Commander Charles R. Train, United States Naval Attaché at Rome, to Vice Admiral William S. Sims, Commander, United States Naval Forces Operating in European Waters
Admiral Sim’s Personal File
Telegraphic Address AMERICAN EMBASSY
I-652 ROME October 25th, 1918.
The abrupt withdrawal of the British ships from the Lower Adriatic caused the fur to fly down at the Ministry of Marine for several days. There is no question but that the Italians were terribly upset over the fact that they had not been consulted in any way. The relations were so bad that Larking and his Ambassador got together and smoothed things over, and finally, as I telegraphed to you, recommended the British Admiralty to accept the offer of the battleships ROMA and VITTORIO EMANUELE to take part in the operations. The Italians have a great deal on their side, for, as you know, the ten French destroyers were taken away a month or so ago. These destroyers were the original reinforcement offered the Italians and have been working for a long time down in the Lower Adriatic, then when the English took away their big force, there was nothing left except the light cruiser force in Brindisi and a few 700 ton destroyers and submarines. Just before this occurrence, when the English and French sent men-of-war to Smyrna or some other place along that coast, the Italians heard of it in advance and sent the old cruiser PIEMONTE over to have a look-see, whereupon the wires got hot again from France and England demanding to know why the PIEMONTE was sent without consulting them, and stating that they were entirely capable to carry out the investigation, but without saying what the investigation was.
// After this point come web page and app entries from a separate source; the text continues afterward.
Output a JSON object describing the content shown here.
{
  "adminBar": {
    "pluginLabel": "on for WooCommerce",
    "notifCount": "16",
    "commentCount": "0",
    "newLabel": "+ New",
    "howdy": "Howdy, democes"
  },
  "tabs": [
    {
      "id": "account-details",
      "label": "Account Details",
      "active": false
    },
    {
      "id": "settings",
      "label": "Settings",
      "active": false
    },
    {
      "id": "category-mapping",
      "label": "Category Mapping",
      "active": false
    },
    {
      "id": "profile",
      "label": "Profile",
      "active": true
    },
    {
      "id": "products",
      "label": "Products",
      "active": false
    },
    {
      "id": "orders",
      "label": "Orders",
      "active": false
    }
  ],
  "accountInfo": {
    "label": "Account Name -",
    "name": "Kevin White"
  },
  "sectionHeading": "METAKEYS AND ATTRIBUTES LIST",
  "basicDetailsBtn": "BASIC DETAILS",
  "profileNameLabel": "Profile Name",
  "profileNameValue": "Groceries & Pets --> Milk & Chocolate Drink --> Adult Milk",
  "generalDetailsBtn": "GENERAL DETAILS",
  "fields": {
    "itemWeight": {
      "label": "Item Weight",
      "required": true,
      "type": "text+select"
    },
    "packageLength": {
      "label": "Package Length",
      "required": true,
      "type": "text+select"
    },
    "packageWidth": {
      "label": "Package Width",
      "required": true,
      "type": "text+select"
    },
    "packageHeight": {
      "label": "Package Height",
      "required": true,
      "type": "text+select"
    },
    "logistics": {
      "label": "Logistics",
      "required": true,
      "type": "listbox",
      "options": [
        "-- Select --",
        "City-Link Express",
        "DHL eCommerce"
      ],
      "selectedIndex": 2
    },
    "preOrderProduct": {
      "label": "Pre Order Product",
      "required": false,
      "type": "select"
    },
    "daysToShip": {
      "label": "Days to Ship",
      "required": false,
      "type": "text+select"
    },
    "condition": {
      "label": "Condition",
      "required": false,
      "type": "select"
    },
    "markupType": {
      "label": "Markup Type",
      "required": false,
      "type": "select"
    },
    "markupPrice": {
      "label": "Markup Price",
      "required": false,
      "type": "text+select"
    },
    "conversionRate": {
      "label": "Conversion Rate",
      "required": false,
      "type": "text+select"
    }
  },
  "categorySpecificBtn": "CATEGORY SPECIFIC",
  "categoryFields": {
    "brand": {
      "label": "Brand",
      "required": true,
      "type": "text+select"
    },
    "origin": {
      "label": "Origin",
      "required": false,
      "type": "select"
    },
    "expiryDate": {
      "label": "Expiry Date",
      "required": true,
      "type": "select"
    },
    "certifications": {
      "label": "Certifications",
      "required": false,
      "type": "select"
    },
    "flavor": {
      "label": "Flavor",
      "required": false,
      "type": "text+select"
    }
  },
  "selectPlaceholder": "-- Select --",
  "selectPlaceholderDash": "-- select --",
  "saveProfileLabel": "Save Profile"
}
Now, Italy has objected to the departure of the British ships on the same grounds. Probably the desire for an armistice by Turkey has cleared the situation.
The Italian offensive started yesterday morning, the anniversary of the disaster at Caporetto. Weather conditions were very bad, with heavy rains in the valleys, and snow and sleet in the mountains where the offensive is planned. The Italians have a considerable inferiority in troops, but with the Piave in flood, it has been hoped that an offensive between Piave and the Brenta could be undertaken, while the River would look out for their right flank.
There have been so many criticisms of what the Italians have done that I want to quote a few figures which will show that they have done as much as anyone, although the Caporetto disaster was a catastrophe. The following figures are as of July 1st, 1918:
Number of male Italians alive at time of
Mobilization born between 1874 and
1900 inclusive . . . . . . . . . . . . . . . . . .6,410,000
Of this number called to arms . . . . . . . . . . 5,615,000
Number of dead, captured, or incapacitated
for service. . . . . . . . . . . . . . . . . . 1,350,000
Temporarily demobilized for employment. . . . . . 110,000
″ ″ ″ family reasons . . . 105,000
″ ″ ″ munition work . . . 390,000
″ ″ ″ Agriculture . . . 375,000
Total - - - - 980,000
From this, I think you will see that the Italian losses show that she has done a great deal more than she has been given credit. Her dead along amount to 380,000 I believe, although I am not quite certain whether it is 380,000 or 320,000. I am forwarding a full report on this as I consider it very interesting, and the figures are correct as they are submitted by the Ministry of War.
Admiral Revel is very much elated over your letter saying you would back up his plan for the mine barrage, telling me personally how pleased he was.
Giving me command of Aviation completes my efforts and unity in command of naval matters in Italy has been reached. I thank you for your trust, and hope all will go well.
Admiral Mayo and staff are expected about the 12th. The Ministry of War and Navy have offered everything under both Ministries to make his visit a success.
With kindest regards from Mrs. Train and the boys, I am
Yours very sincerely,
C. R. Train